TUESDAY COMMENTARY

Community newspapers

News is like a hurricane: The closer it gets, the more important it becomes to you.

Right now, it feels like we are in Tornado Alley, staring down a twister dangerous enough to cut a path of utter destruction through our own community.

Our hurricane has been designated Covid-19 and we face it without our most locally focussed media. Continue reading “Hurricane in the neighbourhood”

Adversity journalism

TUESDAY COMMENTARY

Tomorrow the country will be at Covid-19 Alert Level 4 and reduced to essential services. It is time for New Zealand media to shift to adversity journalism.

This will require journalists and news organisations to see themselves as part of the national effort to defeat the enemy and not as dispassionate observers. They continue to have a role in holding power to account, but in ways that contribute to that national effort. Continue reading “Adversity journalism”

Balanced on Covid-19 tightrope

wallenda

Surviving members of the Flying Wallendas high wire act would tell you: Balance is a tricky thing. Get it right, and you earned public acclamation. Get it wrong, and you fell to your death.

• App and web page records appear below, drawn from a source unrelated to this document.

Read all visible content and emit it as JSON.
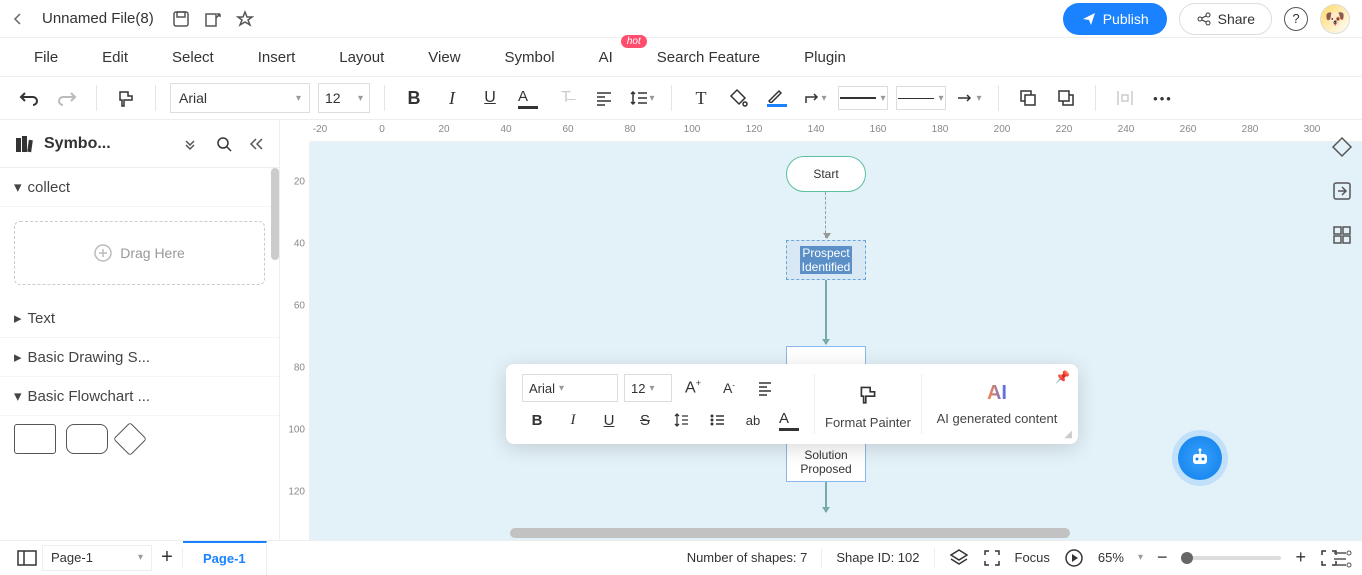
{
  "titlebar": {
    "filename": "Unnamed File(8)",
    "publish_label": "Publish",
    "share_label": "Share"
  },
  "menubar": {
    "items": [
      "File",
      "Edit",
      "Select",
      "Insert",
      "Layout",
      "View",
      "Symbol",
      "AI",
      "Search Feature",
      "Plugin"
    ],
    "hot_badge": "hot"
  },
  "toolbar": {
    "font": "Arial",
    "font_size": "12"
  },
  "sidebar": {
    "title": "Symbo...",
    "sections": {
      "collect": "collect",
      "drag_here": "Drag Here",
      "text": "Text",
      "basic_drawing": "Basic Drawing S...",
      "basic_flowchart": "Basic Flowchart ..."
    }
  },
  "canvas": {
    "hruler_ticks": [
      "-20",
      "0",
      "20",
      "40",
      "60",
      "80",
      "100",
      "120",
      "140",
      "160",
      "180",
      "200",
      "220",
      "240",
      "260",
      "280",
      "300"
    ],
    "vruler_ticks": [
      "20",
      "40",
      "60",
      "80",
      "100",
      "120"
    ],
    "nodes": {
      "start": "Start",
      "prospect_l1": "Prospect",
      "prospect_l2": "Identified",
      "solution_l1": "Solution",
      "solution_l2": "Proposed"
    }
  },
  "float_toolbar": {
    "font": "Arial",
    "font_size": "12",
    "format_painter": "Format Painter",
    "ai_label": "AI",
    "ai_caption": "AI generated content"
  },
  "statusbar": {
    "page_selector": "Page-1",
    "active_tab": "Page-1",
    "shape_count": "Number of shapes: 7",
    "shape_id": "Shape ID: 102",
    "focus_label": "Focus",
    "zoom": "65%"
  }
}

That’s what the public came to see. They were drawn by the possibility that the aerialist could fall to the floor of the Grand Canyon or the pavement between two skyscrapers.

Harnesses or safety nets now minimise the risk and treading a tightrope between New York’s tallest is, you might say, tightly regulated. Nonetheless, professional pride means there is nothing more ignominious than dangling helplessly from the end of a safety harness.

Losing balance is equally degrading for news media. Continue reading “Balanced on Covid-19 tightrope”

Shell-shocked by RNZ barrage

RNZ alienates allies – RIP AAP? – Readership

TUESDAY COMMENTARY

I’m no heavy metal fan but Radio New Zealand is forcing me to identify with a song by Metallica. The title of the track is Confusion and it is about post-traumatic stress disorder.

The state broadcaster is giving me a serious case of PTSD.

First it embarked on an ill-conceived strategy to effectively kill off RNZ Concert and, in the process, undermined audience trust and lost some of its credit balance with the Minister of Communications.

Now it has swept away the trust it had built with private sector media by embarking on another ill-conceived strategy: A ‘knocking’ advertising campaign that reeks of grandiose delusions.

rnz ad 2

Continue reading “Shell-shocked by RNZ barrage”